You can use the Supplier Action Plan (SAP) as a tool to follow up on agreed milestones for moving the implementation of the SCoC forward.
3. Exchange good practises
One of the major advantages of the partnership is that it will work for the benefit of both partners. You may very well become aware of practises or innovative ways in which your supplier implements the SCoC that can enhance your performance or reduce your costs in implementing or maintaining the system. Similarly your supplier may benefit from your experiences. In all interactions with your supplier throughout implementation, make sure to identify such mutual learning points that your companies may benefit from.
4. Prepare for Audit
When your supplier and possibly your own company is getting close to the point where your CSR advisor(s) would agree that the system requirements from the SCoC are met, you should assist your supplier in preparing for an external audit.
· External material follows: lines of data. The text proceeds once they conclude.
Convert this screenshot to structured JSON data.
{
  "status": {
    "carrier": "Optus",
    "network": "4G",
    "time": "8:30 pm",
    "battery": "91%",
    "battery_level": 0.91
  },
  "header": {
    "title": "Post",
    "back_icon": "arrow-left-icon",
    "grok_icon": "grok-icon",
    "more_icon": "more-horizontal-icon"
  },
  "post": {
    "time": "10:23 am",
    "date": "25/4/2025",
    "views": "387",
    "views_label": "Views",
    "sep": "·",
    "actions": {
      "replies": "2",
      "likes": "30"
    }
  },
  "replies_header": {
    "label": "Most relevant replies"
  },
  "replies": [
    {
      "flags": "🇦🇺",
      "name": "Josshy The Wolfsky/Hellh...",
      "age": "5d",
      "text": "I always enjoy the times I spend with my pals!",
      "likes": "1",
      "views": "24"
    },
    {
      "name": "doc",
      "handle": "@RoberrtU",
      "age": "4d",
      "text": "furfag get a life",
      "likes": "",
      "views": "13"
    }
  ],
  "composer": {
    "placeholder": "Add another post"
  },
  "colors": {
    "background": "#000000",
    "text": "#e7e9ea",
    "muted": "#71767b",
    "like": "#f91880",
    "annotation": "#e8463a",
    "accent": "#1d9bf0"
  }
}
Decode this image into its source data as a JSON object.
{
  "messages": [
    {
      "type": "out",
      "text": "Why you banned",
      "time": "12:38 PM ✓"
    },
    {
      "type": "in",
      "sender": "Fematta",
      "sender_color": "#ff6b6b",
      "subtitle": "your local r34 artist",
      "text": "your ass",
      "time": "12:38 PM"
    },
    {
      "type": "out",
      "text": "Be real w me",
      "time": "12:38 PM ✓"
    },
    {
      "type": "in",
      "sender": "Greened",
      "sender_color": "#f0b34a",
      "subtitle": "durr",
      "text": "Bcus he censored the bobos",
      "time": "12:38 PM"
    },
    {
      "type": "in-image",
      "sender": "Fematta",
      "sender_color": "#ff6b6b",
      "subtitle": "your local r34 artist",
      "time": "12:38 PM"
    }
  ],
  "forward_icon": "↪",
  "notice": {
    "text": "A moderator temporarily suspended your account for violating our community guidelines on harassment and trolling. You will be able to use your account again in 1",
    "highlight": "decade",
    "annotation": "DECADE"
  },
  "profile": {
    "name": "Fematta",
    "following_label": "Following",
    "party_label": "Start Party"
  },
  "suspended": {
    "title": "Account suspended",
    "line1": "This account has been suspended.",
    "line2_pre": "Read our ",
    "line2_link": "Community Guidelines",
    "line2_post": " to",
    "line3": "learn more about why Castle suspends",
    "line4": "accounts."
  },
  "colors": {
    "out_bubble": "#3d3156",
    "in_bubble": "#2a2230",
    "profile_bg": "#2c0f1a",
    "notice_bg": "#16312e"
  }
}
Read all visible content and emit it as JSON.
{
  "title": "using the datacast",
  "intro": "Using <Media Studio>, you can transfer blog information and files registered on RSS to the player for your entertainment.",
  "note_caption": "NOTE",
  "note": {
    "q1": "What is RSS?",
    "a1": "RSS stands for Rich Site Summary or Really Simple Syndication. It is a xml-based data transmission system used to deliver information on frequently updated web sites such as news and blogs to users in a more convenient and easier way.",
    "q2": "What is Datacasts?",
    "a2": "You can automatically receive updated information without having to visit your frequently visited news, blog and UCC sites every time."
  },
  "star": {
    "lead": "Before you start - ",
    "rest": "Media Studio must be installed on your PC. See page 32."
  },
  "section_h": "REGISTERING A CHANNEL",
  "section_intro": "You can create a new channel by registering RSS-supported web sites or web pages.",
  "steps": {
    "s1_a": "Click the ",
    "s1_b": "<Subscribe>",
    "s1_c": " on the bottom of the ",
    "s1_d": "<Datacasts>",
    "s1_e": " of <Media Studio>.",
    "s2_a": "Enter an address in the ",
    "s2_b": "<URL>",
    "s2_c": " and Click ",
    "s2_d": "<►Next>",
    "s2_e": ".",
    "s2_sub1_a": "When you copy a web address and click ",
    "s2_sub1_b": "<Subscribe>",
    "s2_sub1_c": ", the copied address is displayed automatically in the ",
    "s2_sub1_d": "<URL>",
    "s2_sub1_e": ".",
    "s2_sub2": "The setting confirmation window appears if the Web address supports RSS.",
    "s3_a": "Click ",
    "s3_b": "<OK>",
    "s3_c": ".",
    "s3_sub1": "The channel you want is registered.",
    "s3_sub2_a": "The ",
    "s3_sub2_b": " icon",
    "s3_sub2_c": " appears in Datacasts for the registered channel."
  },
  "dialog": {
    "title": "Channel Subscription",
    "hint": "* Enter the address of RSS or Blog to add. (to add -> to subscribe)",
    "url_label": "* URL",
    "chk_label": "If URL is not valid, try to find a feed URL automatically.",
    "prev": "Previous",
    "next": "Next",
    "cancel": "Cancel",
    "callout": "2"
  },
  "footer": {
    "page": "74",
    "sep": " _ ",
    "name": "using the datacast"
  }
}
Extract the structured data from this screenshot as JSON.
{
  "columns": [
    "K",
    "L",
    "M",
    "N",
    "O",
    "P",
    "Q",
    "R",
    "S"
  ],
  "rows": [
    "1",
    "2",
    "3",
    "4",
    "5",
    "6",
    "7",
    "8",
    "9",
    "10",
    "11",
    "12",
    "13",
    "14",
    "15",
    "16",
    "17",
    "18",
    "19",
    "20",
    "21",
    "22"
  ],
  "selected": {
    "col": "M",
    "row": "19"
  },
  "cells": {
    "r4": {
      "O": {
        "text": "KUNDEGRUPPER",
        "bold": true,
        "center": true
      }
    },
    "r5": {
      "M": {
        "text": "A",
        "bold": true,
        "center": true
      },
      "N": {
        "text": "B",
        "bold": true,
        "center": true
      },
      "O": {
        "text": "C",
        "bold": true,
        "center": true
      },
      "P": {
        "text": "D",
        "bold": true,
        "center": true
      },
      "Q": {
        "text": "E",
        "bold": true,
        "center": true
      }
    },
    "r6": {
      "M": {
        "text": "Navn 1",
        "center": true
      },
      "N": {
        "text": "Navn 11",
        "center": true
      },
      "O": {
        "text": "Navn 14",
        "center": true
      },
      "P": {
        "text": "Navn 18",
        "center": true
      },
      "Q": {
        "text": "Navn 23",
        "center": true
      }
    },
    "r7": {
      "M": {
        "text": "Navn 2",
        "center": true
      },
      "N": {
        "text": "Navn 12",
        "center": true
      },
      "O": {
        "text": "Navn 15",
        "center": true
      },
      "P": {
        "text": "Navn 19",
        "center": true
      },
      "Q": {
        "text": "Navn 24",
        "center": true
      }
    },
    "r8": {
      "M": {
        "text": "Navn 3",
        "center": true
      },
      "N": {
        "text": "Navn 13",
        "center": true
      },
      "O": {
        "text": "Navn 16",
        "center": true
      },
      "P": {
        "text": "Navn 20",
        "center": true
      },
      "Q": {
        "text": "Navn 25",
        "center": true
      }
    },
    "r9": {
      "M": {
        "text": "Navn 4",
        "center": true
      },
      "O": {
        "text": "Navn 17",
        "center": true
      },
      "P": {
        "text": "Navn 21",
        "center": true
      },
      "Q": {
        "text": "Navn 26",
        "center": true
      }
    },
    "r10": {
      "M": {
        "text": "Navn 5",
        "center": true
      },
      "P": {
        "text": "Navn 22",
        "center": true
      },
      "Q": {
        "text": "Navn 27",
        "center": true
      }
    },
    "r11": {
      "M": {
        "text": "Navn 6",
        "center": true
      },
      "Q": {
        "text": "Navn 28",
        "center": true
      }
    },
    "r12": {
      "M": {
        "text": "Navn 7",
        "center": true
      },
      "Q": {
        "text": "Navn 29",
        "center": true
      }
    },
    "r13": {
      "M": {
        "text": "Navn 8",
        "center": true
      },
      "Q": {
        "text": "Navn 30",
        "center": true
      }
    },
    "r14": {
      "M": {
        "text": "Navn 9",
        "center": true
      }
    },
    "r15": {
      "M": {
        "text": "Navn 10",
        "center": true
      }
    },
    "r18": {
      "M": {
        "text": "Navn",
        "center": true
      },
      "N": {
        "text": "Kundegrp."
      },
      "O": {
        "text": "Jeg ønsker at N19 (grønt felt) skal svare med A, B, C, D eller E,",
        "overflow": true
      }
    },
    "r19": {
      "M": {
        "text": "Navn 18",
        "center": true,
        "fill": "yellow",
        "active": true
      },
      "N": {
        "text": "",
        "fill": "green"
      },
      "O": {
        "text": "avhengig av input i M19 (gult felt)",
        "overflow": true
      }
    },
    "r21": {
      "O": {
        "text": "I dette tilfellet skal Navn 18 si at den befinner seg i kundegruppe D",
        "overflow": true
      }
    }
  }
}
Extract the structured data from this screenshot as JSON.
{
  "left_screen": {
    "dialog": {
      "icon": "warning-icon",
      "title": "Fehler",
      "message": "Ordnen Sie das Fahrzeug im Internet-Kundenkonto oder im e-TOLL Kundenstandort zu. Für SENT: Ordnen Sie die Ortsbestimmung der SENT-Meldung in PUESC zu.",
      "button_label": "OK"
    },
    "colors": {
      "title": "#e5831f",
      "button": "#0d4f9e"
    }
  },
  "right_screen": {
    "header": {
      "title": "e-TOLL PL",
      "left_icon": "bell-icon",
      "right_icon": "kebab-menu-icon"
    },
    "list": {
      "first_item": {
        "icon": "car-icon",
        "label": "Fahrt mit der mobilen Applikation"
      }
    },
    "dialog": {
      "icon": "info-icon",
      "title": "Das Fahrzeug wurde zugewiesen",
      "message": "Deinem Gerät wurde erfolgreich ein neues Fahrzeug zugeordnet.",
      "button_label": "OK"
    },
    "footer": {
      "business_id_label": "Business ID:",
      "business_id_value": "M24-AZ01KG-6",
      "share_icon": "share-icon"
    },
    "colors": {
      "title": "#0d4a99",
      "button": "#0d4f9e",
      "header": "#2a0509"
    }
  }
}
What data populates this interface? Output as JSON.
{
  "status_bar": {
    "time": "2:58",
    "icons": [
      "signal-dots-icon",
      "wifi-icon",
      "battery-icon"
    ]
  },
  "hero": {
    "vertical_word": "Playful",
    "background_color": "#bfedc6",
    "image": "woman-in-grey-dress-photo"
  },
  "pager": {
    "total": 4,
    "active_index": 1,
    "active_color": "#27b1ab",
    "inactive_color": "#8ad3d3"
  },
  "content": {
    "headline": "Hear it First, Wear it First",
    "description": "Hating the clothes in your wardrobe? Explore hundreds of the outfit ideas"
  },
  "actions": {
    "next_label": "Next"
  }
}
The sixth and final step in the process is the audit and it is expected that this will take one to three months:
Your supplier is now ready for the Audit by IMPA ACT accredited auditors. You should follow the audit with interest and inform your supplier that if the auditors find it of value, you and your company’s CSR advisor(s) are ready to assist during the audit.
You should make sure to register the results in the IMPA ACT Database once the Audit is successfully finished. The registration enables your supplier to reap all the advantages of becoming a preferred IMPA supplier, and also make sure that audit results are used to inspire your supplier’s and indeed your own company.
The success of the audit should be celebrated with the supplier. The registration may enhance the supplier’s business considerably and you can celebrate to operate with an important, but relatively risk free supplier.
4. Agree on annual submission of communication on addressing adverse impacts
Once audited and celebrated the SCoC compliance system should be well-functioning. You should agree that your companies exchange ‘communications’ once a year. The communications are the result of annual (re)assessments of potential and actual adverse impacts and the records of the effects of actions to prevent and mitigate such impacts (part of the due diligence process designated by the SCoC).
You should make sure to register the results in the IMPA ACT Database once the Audit is successfully finished. The registration enables your supplier to reap all the advantages of becoming a preferred IMPA supplier. Also make sure that audit results are used to inspire your suppliers and indeed your own company.